Cryptocurrency can be left to your loved ones in your Will in the same way as other assets. If you do not leave a Will, your estate will pass under the Rules of Intestacy to your spouse and/or close family members in a specified order. Cryptocurrency can also be placed into a trust in the same way that other assets are, to benefit future generations.

The value of your cryptocurrency holding will be included in your estate for Inheritance Tax purposes. Today in 2022 the price of a Bitcoin, the first cryptocurrency, could be anywhere between £25,000-£40,000 (the value is changing by the second). For less known coins, it is worth seeking specialist advice if unsure about the value.
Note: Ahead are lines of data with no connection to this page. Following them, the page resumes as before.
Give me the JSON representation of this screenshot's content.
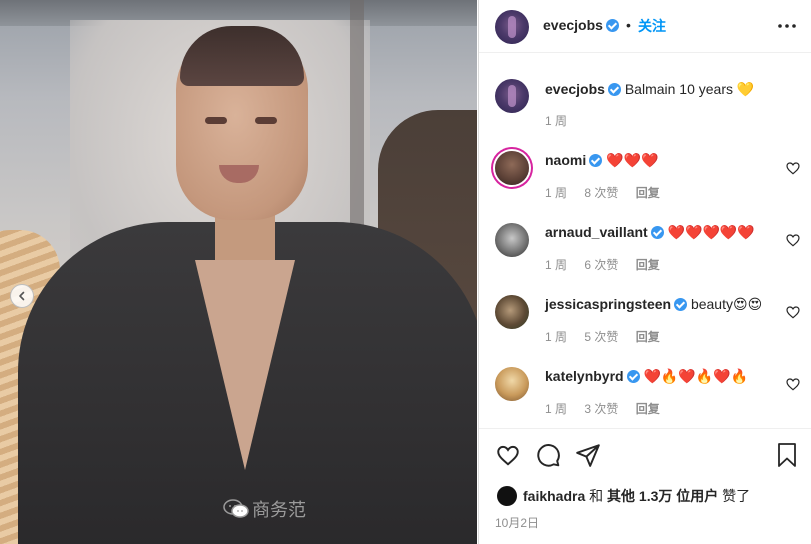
{
  "post_image": {
    "alt_hint": "photo",
    "carousel_prev_icon": "chevron-left-icon"
  },
  "header": {
    "username": "evecjobs",
    "separator": "•",
    "follow_label": "关注",
    "more_icon": "more-horizontal-icon"
  },
  "caption": {
    "username": "evecjobs",
    "text": "Balmain 10 years 💛",
    "time": "1 周"
  },
  "comments": [
    {
      "username": "naomi",
      "text": "❤️❤️❤️",
      "time": "1 周",
      "likes": "8 次赞",
      "reply": "回复"
    },
    {
      "username": "arnaud_vaillant",
      "text": "❤️❤️❤️❤️❤️",
      "time": "1 周",
      "likes": "6 次赞",
      "reply": "回复"
    },
    {
      "username": "jessicaspringsteen",
      "text": "beauty😍😍",
      "time": "1 周",
      "likes": "5 次赞",
      "reply": "回复"
    },
    {
      "username": "katelynbyrd",
      "text": "❤️🔥❤️🔥❤️🔥",
      "time": "1 周",
      "likes": "3 次赞",
      "reply": "回复"
    }
  ],
  "actions": {
    "like_icon": "heart-icon",
    "comment_icon": "comment-icon",
    "share_icon": "send-icon",
    "save_icon": "bookmark-icon"
  },
  "likes": {
    "username": "faikhadra",
    "connector": "和",
    "others": "其他 1.3万 位用户",
    "suffix": "赞了"
  },
  "date": "10月2日",
  "watermark": "商务范",
  "colors": {
    "link_blue": "#0095f6",
    "verified_blue": "#3897f0",
    "muted": "#8e8e8e"
  }
}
Given the possible value, it is important to understand the tax implications of passing on your cryptocurrency and investigating possible ways to minimise the impact of such taxes.

What happens to my cryptocurrency if I lose mental capacity?
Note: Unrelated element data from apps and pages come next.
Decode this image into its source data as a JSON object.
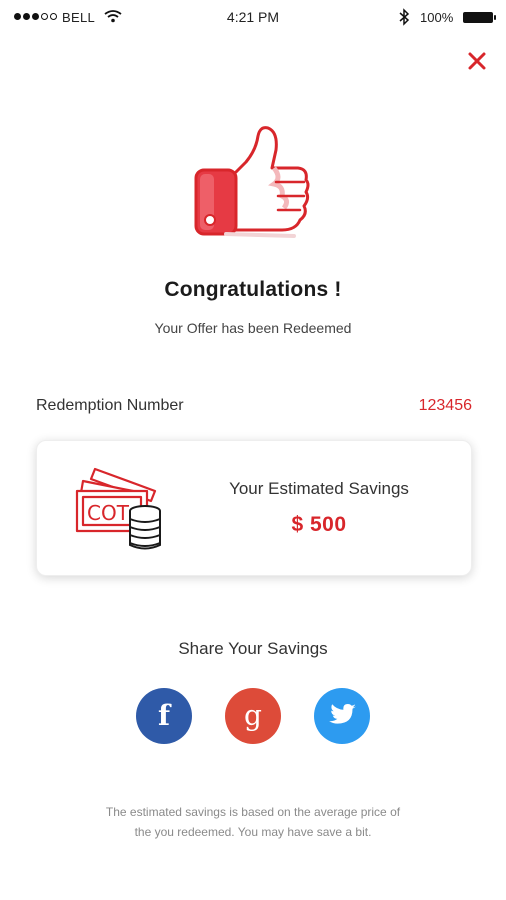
{
  "status_bar": {
    "carrier": "BELL",
    "time": "4:21 PM",
    "battery": "100%"
  },
  "icons": {
    "close": "close-icon",
    "thumb": "thumbs-up-icon",
    "money": "money-coins-icon",
    "facebook": "facebook-icon",
    "google": "google-plus-icon",
    "twitter": "twitter-icon"
  },
  "header": {
    "title": "Congratulations !",
    "subtitle": "Your Offer has been Redeemed"
  },
  "redemption": {
    "label": "Redemption Number",
    "number": "123456"
  },
  "savings_card": {
    "title": "Your Estimated Savings",
    "value": "$ 500"
  },
  "share": {
    "title": "Share Your Savings",
    "facebook_glyph": "f",
    "google_glyph": "g"
  },
  "disclaimer": {
    "line1": "The estimated savings is based on the average price of",
    "line2": "the you redeemed. You may have save a bit."
  },
  "colors": {
    "accent": "#d8262b",
    "facebook": "#2f5aa8",
    "google": "#dd4b39",
    "twitter": "#2d9bf0"
  }
}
If mental capacity is lost, an attorney acting under a registered Lasting Power of Attorney for property and financial affairs would be able to make decisions in relation to the cryptoassets.

What are the difficulties?

There are two main difficulties that can arise when passing on cryptocurrency, or managing cryptocurrency on behalf of someone else where, say, capacity is an issue.  These are the providers’ terms of use and access.

Terms of use:- If a deceased’s wallet was managed by a third party such as a crypto exchange, particularly one in a foreign jurisdiction, access will be governed by the terms of use of the exchange and non-account holders. This can result in an attorney or personal representative of the deceased being unable to log in and deal with the cryptocurrency without breaching the provider’s terms of use.

Access:- Millions of pounds worth of cryptocurrency has been lost because owners have died without making the appropriate provisions to allow access to the currency. The details of how to access your cryptocurrency holding must be made available after your death or the asset will be lost. This should include all your usernames for online accounts and the public and private keys for each.

It is also worth noting that wanting to access someone else’s account without specific authority, for e.g. for someone who has lost mental capacity, may breach certain laws, depending on the jurisdiction which governs the account in question. So if you do not have your wishes properly documented, prepared and/or witnessed, there could be significant implications for your attorney or personal representative.

In conclusion

If you trade in cryptocurrency, it is important that you make provision for when you die or in case you lose mental capacity. It can be a complicated matter involving various laws and jurisdictions, and with serious tax implications, including Inheritance Tax and Capital Gains Tax. Speaking to a solicitor is essential if you have significant cryptoassets.

There are other digital assets that have no monetary value, but would need to be managed when you die. These include digital subscriptions (e.g. Netflix, Spotify, Amazon Prime); social media accounts (Instagram, Facebook, Twitter); and many more. There is no uniform policy for dealing with online platforms when someone dies, but it something that requires some consideration in advance. As well as helping you plan, your solicitor can keep a secure record of your account details, including usernames and passwords, securely on file.

If you would like to speak to one of our solicitors about your cryptocurrency please call us on 01325 341 500 or